Do you know the history of Juneteenth? It is the holiday celebrating the emancipation of slaves in Galveston, Texas when they learned in 1865 they had been freed by President Lincoln. It is now celebrated annually on June 19 throughout the United States and is also known as Emancipation Day.

The Library will be hosting Emancipation Day (Juneteenth Activities) on Friday, June 18th. Come listen to

  • Emancipation in African American Texan Art by Professor Chris Ireland
  • The Importance of Juneteenth for our Community by Dr. Jason LaTouche

Friday, June 18, 2021,  11:00 A.M. – 1:00 P.M.

In the Dick Smith Library Multi-Purpose Room (Room 104) or via Zoom:

The Joe R. and Dr. Teresa Lozano Long ODIIP will be distributing shirts recognizing the holiday while quantities last.

Poppies Commemorate Veterans

November 11, 1918 at 11 a.m.  –
the world celebrated the end of World War I.
That day was then known as Armistice Day; In the United States, it is now called Veterans Day
In England, this day is known as Remembrance Day and is symbolized by the poppy.  On the English battlefields of Flanders, the only thing that grew on those fields were poppies.  John McCrae, a doctor with the Canadian Armed Forces, seeing these flowers dotting the fields where soldiers had given their lives, wrote a poem named, In Flanders’ Fields
The poem so inspired an American War Secretary, Moina Michael, that she began selling poppies to raise money for ex-servicemen.  A postage stamp has been created to honor her work in recognizing service men through the poppy.  The tradition continued to grow through the work of Major George Howson, an infantry officer, who formed the Disabled Society.  These disabled men and women of WWI could easily create an imitation poppy that was sold to others as commemorations to be worn on Remembrance Day.   The proceeds from the poppies helped support the ex-servicemen.  Poppies are still worn on lapels, hats, and clothing.  Poppies are placed on graves, in wreaths, and upon cenotaphs as symbols of remembrance.

                                                                    In Flanders’ Fields by Lt. Col. John McCrae
In Flanders’ fields the poppies blow
Between the crosses, row on row.
That mark our place, and in the sky
The larks still bravely singing fly,
Scare heard amidst the guns below.
We are the dead.
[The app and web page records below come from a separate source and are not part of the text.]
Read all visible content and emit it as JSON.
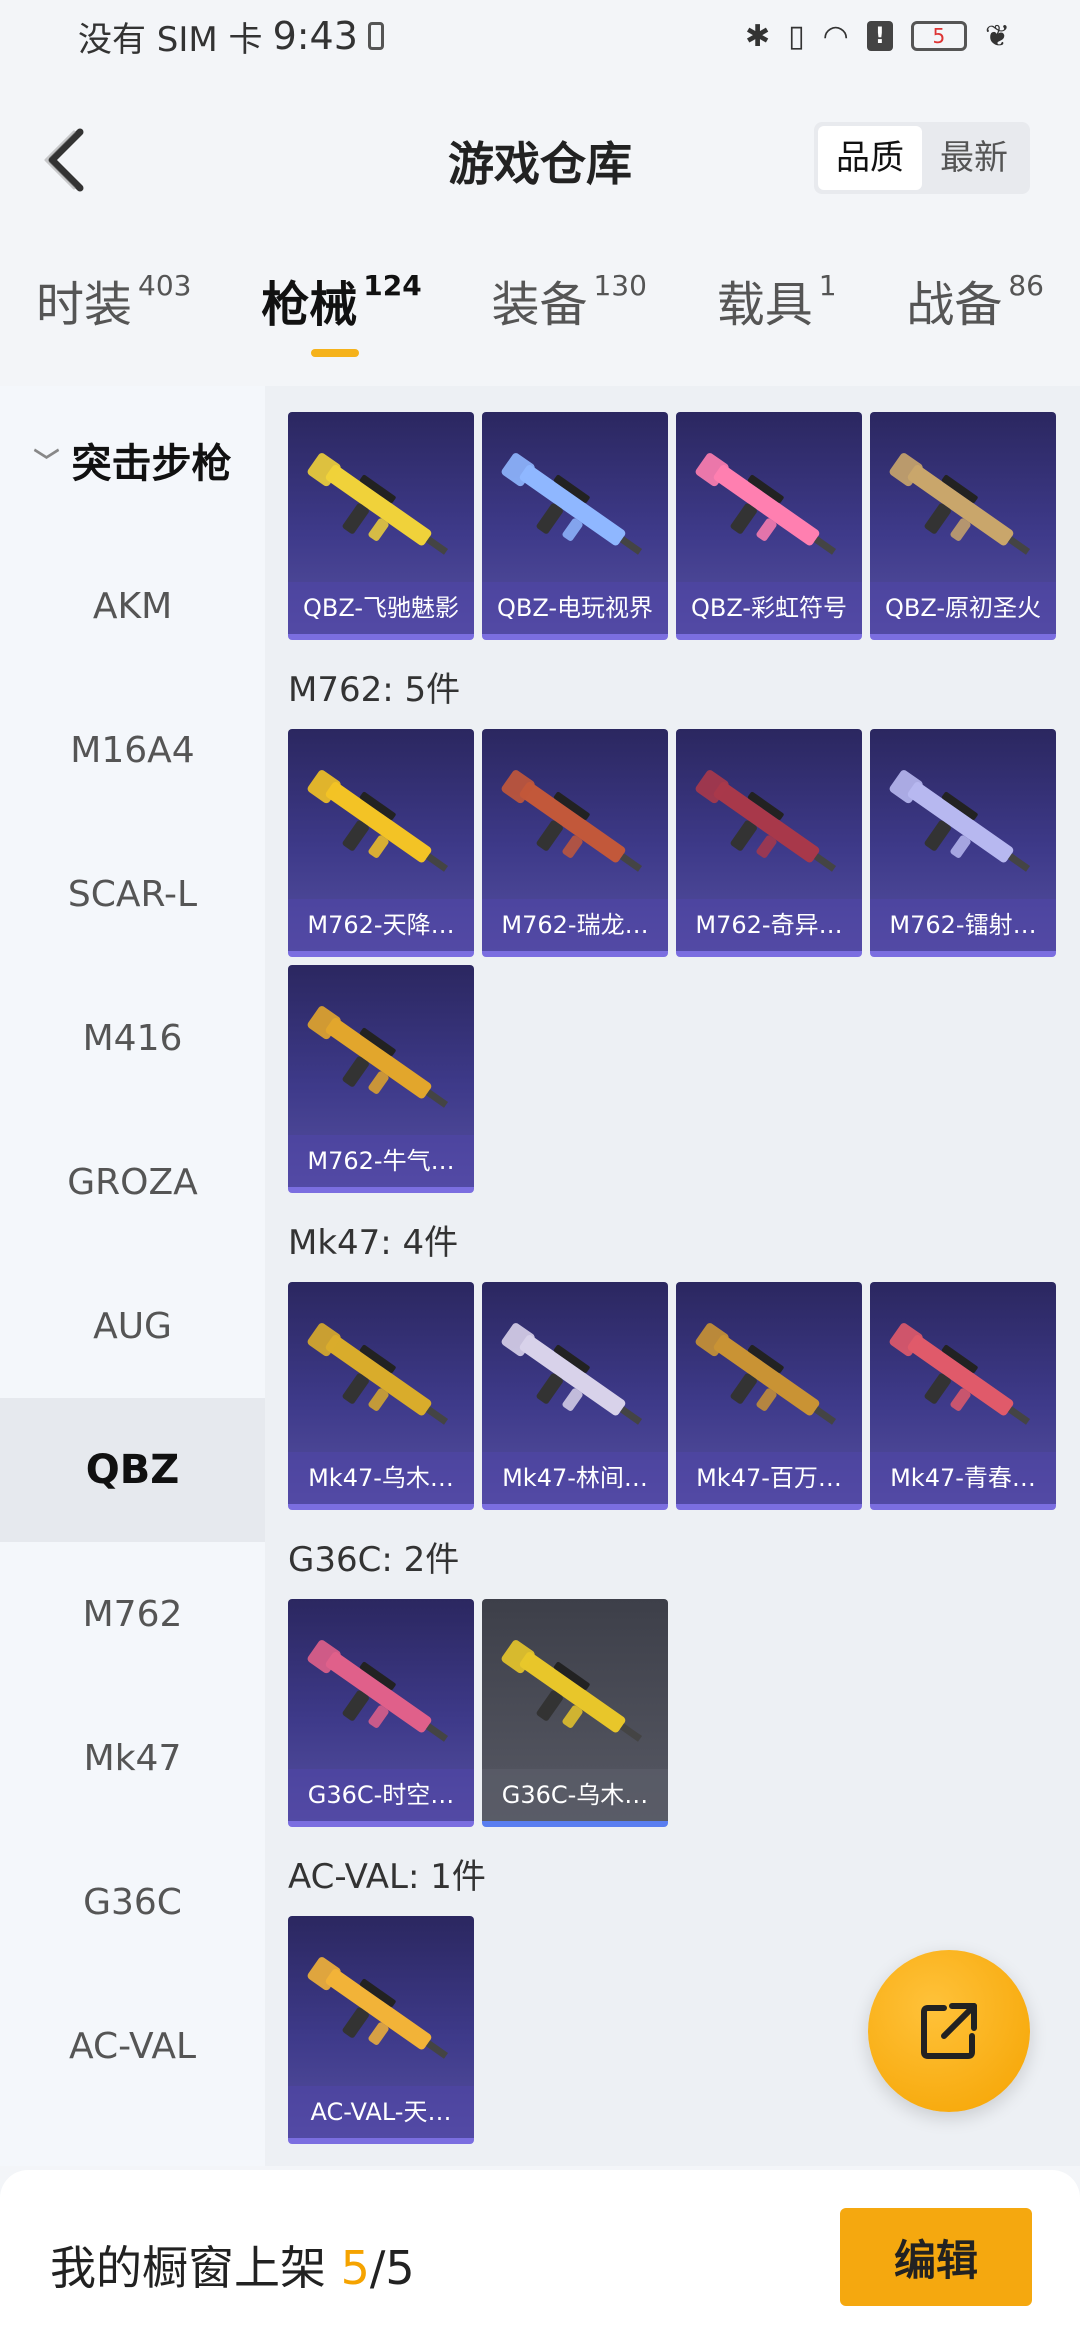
{
  "status_bar": {
    "carrier": "没有 SIM 卡",
    "time": "9:43",
    "battery": "5"
  },
  "header": {
    "title": "游戏仓库",
    "sort_options": [
      "品质",
      "最新"
    ],
    "sort_active": "品质"
  },
  "tabs": [
    {
      "label": "时装",
      "count": "403"
    },
    {
      "label": "枪械",
      "count": "124",
      "active": true
    },
    {
      "label": "装备",
      "count": "130"
    },
    {
      "label": "载具",
      "count": "1"
    },
    {
      "label": "战备",
      "count": "86"
    }
  ],
  "sidebar": {
    "category": "突击步枪",
    "items": [
      "AKM",
      "M16A4",
      "SCAR-L",
      "M416",
      "GROZA",
      "AUG",
      "QBZ",
      "M762",
      "Mk47",
      "G36C",
      "AC-VAL"
    ],
    "active": "QBZ"
  },
  "sections": [
    {
      "title": "",
      "items": [
        {
          "label": "QBZ-飞驰魅影",
          "color": "#f0d23a"
        },
        {
          "label": "QBZ-电玩视界",
          "color": "#8fb7ff"
        },
        {
          "label": "QBZ-彩虹符号",
          "color": "#ff7fb0"
        },
        {
          "label": "QBZ-原初圣火",
          "color": "#c9a66b"
        }
      ]
    },
    {
      "title": "M762: 5件",
      "items": [
        {
          "label": "M762-天降…",
          "color": "#f3c325"
        },
        {
          "label": "M762-瑞龙…",
          "color": "#c2583a"
        },
        {
          "label": "M762-奇异…",
          "color": "#a8384a"
        },
        {
          "label": "M762-镭射…",
          "color": "#b7b8f0"
        },
        {
          "label": "M762-牛气…",
          "color": "#e2a62c"
        }
      ]
    },
    {
      "title": "Mk47: 4件",
      "items": [
        {
          "label": "Mk47-乌木…",
          "color": "#d9ac2b"
        },
        {
          "label": "Mk47-林间…",
          "color": "#d8d2ea"
        },
        {
          "label": "Mk47-百万…",
          "color": "#c99334"
        },
        {
          "label": "Mk47-青春…",
          "color": "#e05a6a"
        }
      ]
    },
    {
      "title": "G36C: 2件",
      "items": [
        {
          "label": "G36C-时空…",
          "color": "#e0608a"
        },
        {
          "label": "G36C-乌木…",
          "color": "#e8c62a",
          "grey": true
        }
      ]
    },
    {
      "title": "AC-VAL: 1件",
      "items": [
        {
          "label": "AC-VAL-天…",
          "color": "#f2b338"
        }
      ]
    }
  ],
  "bottom_bar": {
    "label": "我的橱窗上架",
    "current": "5",
    "total": "/5",
    "edit_label": "编辑"
  }
}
Short days ago
We lived, felt dawn, saw sunset glow,
Loved and were loved and now we lie
In Flanders’ fields.
Take up our quarrel with the foe,
To you from failing hands we throw
The Torch – be yours to hold it high;
If ye break faith with us who die.
We shall not sleep though poppies grow
In Flanders’ fields.
Create your website with
Get started
%d bloggers like this: